[Dataset rows describing interfaces]

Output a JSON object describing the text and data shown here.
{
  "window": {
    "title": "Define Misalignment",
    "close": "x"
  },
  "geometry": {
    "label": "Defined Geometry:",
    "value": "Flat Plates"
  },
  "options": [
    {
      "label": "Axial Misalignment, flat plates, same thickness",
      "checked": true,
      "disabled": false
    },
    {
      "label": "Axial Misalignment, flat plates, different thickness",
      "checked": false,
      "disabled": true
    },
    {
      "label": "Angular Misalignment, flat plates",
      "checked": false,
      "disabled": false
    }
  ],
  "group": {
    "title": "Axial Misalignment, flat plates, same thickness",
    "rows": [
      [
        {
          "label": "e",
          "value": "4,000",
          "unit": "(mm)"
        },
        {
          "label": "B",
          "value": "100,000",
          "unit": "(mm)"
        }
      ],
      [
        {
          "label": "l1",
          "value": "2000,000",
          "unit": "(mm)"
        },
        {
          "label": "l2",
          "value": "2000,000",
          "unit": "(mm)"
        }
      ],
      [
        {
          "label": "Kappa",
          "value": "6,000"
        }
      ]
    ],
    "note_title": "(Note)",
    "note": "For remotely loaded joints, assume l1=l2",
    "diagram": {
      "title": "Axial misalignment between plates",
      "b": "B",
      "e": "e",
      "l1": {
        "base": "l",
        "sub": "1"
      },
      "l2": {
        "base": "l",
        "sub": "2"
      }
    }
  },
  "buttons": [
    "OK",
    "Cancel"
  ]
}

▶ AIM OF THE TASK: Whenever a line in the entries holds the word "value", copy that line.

▶ SOLUTION:
    "value": "Flat Plates"
          "value": "4,000",
          "value": "100,000",
          "value": "2000,000",
          "value": "2000,000",
          "value": "6,000"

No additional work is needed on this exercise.